Man denies defrauding US woman of millions


A New York-based Irish man has denied claims he has defrauded a 60-year-old American woman of millions, the High Court heard yesterday.

Elisa Rodino claims Thomas J Queally, who had been engaged to her, has stolen about $4 million (€3 million) of her money – a large portion of which was lodged by him into a bank in Ennis, Co Clare.

She also claims Mr Queally, whom she has not seen for months, had been living a double life and had another fiancée while engaged to her.

Yesterday at the High Court Mr Queally’s lawyers said claims he had transferred money from a joint bank account in the US to his bank in Ireland without Ms Rodino’s authorisation were untrue.


The court also heard Mr Queally rejects her claims that Ms Rodino was his fiancée or that he was engaged to another woman in New York.

Last month Ms Rodino’s lawyers secured a number of temporary freezing orders against Mr Queally, Sherman Avenue, Yonkers, New York, who is originally from Kilmaley, Co Clare. They prevent him reducing funds below €1.6 million held in a bank account at Permanent TSB in Ennis.

Ms Rodino, Cathedral Avenue, Hempstead, New York, claims the money in the Ennis account, approximately $2 million (€1.5 million), is hers. She claims it was moved by Mr Queally from a joint account in the US in both their names.

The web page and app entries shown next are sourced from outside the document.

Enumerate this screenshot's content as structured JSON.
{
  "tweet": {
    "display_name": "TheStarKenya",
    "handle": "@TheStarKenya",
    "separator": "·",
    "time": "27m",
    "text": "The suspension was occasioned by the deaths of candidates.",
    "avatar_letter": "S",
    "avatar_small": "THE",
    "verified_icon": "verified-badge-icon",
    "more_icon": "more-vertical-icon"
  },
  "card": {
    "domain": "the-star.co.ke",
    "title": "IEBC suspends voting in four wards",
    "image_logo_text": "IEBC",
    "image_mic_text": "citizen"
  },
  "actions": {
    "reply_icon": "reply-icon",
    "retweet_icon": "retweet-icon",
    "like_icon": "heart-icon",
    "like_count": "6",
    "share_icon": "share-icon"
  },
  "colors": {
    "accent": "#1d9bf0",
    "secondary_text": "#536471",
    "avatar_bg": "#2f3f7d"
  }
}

Yesterday, Patricia Hill, for Mr Queally, said her client rejected all the allegations. He had become aware from media coverage of the claims against him and had remained in Ireland to meet the case, Ms Hill said. She said that on October 18th last Ms Rodino had signed a document at a New York bank that stated any funds transferred from a joint account to Mr Queally’s account was done with her full permission. This document was executed in the presence of a notary, she said. Ms Hill said Ms Rodino had failed to mention this and made no mention of it when seeking the freezing orders.

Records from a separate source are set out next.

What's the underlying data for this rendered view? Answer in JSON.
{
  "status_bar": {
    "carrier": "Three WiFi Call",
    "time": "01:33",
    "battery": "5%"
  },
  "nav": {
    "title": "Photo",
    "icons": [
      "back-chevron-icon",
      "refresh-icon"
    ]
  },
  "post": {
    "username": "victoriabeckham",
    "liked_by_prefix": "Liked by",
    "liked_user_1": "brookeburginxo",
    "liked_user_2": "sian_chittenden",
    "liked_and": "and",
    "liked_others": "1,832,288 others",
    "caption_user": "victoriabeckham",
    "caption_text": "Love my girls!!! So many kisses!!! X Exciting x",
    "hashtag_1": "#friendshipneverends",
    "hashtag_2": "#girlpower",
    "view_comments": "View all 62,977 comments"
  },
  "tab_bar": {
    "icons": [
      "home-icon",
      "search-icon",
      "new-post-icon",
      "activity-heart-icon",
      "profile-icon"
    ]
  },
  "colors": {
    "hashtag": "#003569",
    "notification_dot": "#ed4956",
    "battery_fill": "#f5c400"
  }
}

She said it was intended to ask the court to vacate the freezing order as there had not been a full disclosure of all material facts to the court.

She also told the court that Mr Queally rejected claims his two teenage children from his previous marriage had been put through private Catholic schools in New York with money taken from Ms Rodino.

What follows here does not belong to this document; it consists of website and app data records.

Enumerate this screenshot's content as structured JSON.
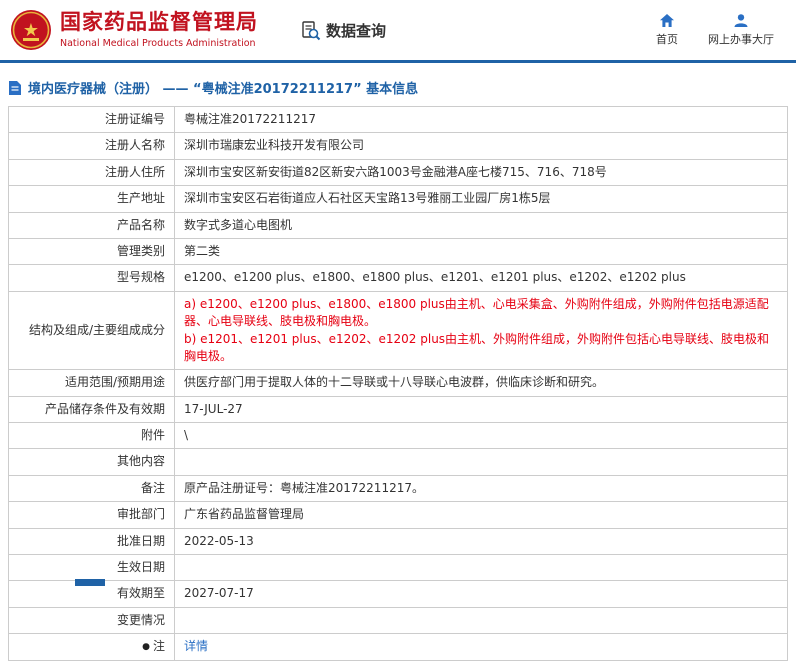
{
  "colors": {
    "brand-red": "#c1121f",
    "brand-blue": "#1f62a6",
    "link-blue": "#2a6fc4",
    "alert-red": "#e60012",
    "border-gray": "#cccccc"
  },
  "header": {
    "agency_cn": "国家药品监督管理局",
    "agency_en": "National Medical Products Administration",
    "section_label": "数据查询",
    "nav": [
      {
        "label": "首页",
        "icon": "home-icon"
      },
      {
        "label": "网上办事大厅",
        "icon": "user-icon"
      }
    ]
  },
  "breadcrumb": {
    "text": "境内医疗器械（注册） —— “粤械注准20172211217” 基本信息"
  },
  "table": {
    "rows": [
      {
        "label": "注册证编号",
        "value": "粤械注准20172211217"
      },
      {
        "label": "注册人名称",
        "value": "深圳市瑞康宏业科技开发有限公司"
      },
      {
        "label": "注册人住所",
        "value": "深圳市宝安区新安街道82区新安六路1003号金融港A座七楼715、716、718号"
      },
      {
        "label": "生产地址",
        "value": "深圳市宝安区石岩街道应人石社区天宝路13号雅丽工业园厂房1栋5层"
      },
      {
        "label": "产品名称",
        "value": "数字式多道心电图机"
      },
      {
        "label": "管理类别",
        "value": "第二类"
      },
      {
        "label": "型号规格",
        "value": "e1200、e1200 plus、e1800、e1800 plus、e1201、e1201 plus、e1202、e1202 plus"
      },
      {
        "label": "结构及组成/主要组成成分",
        "value": "a) e1200、e1200 plus、e1800、e1800 plus由主机、心电采集盒、外购附件组成，外购附件包括电源适配器、心电导联线、肢电极和胸电极。\nb) e1201、e1201 plus、e1202、e1202 plus由主机、外购附件组成，外购附件包括心电导联线、肢电极和胸电极。",
        "red": true
      },
      {
        "label": "适用范围/预期用途",
        "value": "供医疗部门用于提取人体的十二导联或十八导联心电波群，供临床诊断和研究。"
      },
      {
        "label": "产品储存条件及有效期",
        "value": "17-JUL-27"
      },
      {
        "label": "附件",
        "value": "\\"
      },
      {
        "label": "其他内容",
        "value": ""
      },
      {
        "label": "备注",
        "value": "原产品注册证号：粤械注准20172211217。"
      },
      {
        "label": "审批部门",
        "value": "广东省药品监督管理局"
      },
      {
        "label": "批准日期",
        "value": "2022-05-13"
      },
      {
        "label": "生效日期",
        "value": ""
      },
      {
        "label": "有效期至",
        "value": "2027-07-17"
      },
      {
        "label": "变更情况",
        "value": ""
      },
      {
        "label": "注",
        "label_icon_char": "●",
        "value": "详情",
        "link": true
      }
    ]
  }
}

Mr Queally’s children had been attending private schools from an early age and years before he and Ms Rodino met.

Ross Gorman, for Ms Rodino, said any application to set aside the freezing orders would be opposed and he wanted the injunction to remain pending the outcome of the full hearing.

Mr Gorman asked for the matter to be adjourned. Mr Queally’s replying affidavit was received on Wednesday, and Mr Gorman said the Irish-based legal team needed time to consult their client and her US lawyers.

Ms Justice Iseult O’Malley agreed to adjourn the matter to early next week.

Last month the High Court heard Ms Rodino was a vulnerable woman who had been taken advantage of by Mr Queally, whom she met in 2007.

Bank accounts

She claims that last August, to aid Mr Queally in a court case against a former employer, she agreed to put his name on one of her accounts. It was a deposit account that contained $5 million. She claims Mr Queally asked her to do this because it would show he and Ms Rodino, who had inherited a sizeable property portfolio from her late father, were a couple and the work he did on her properties was not a contract of employment, the court heard.

She claims Mr Queally was due to meet her in Spain last October but never showed up. When she arrived back in the US she discovered money had been transferred to the bank in Ennis and to a US bank account.